Great Pyramid of Giza, Egypt - 481 feet

The pyramids of Giza deserve a spot on any list of incredible human architecture because, well, they've been around for approaching 5,000 years. They're so old that historians often point out that the pyramids were already 2,500 years old in 30 BCE during the reign of the famous Egyptian queen Cleopatra. Simply put, Cleopatra lived closer to the current day than the pyramids. As we all learned in elementary school, the pharaohs of Ancient Egypt built these costly structures as luxurious tombs that would carry them into the afterlife with everything they needed.

The largest pyramid of the bunch is the Great Pyramid, built by Pharoah Khufu. It used to stand at 481 feet (147 meters) tall back when the pyramids were covered in white limestone cladding, which eroded over the years.
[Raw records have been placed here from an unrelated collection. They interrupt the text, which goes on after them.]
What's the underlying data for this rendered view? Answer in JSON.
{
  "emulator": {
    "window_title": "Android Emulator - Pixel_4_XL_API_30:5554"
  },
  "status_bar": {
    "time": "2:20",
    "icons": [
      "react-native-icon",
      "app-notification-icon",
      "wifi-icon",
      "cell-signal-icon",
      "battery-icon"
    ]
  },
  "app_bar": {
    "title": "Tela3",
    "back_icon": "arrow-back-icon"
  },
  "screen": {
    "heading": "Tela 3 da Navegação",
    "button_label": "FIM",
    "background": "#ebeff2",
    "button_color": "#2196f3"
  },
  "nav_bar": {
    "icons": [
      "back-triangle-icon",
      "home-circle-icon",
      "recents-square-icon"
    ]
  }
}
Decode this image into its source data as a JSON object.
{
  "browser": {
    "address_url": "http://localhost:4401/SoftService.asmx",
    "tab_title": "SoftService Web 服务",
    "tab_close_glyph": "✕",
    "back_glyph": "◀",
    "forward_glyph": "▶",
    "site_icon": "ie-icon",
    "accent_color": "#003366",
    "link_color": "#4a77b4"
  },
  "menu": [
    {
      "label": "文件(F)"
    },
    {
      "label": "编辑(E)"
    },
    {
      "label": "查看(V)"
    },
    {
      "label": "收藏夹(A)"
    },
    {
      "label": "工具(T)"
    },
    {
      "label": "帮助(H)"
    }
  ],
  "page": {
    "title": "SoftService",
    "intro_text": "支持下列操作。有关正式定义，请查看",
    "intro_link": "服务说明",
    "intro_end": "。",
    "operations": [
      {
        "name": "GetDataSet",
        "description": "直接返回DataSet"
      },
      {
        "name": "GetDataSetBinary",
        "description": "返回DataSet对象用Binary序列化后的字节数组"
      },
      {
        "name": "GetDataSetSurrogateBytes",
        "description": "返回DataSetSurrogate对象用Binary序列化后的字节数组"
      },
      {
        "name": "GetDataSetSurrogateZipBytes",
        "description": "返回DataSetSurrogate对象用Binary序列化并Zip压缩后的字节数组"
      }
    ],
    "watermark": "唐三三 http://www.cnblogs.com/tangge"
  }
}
Other pyramids in the complex came about at different times, and there are other structures, such as temples and the iconic Sphinx. The structures are deceptively simple; engineers don't yet know how ancient Egyptians built them with the technology available at the time — but no, conspiracy theorists, it wasn't with the help of aliens.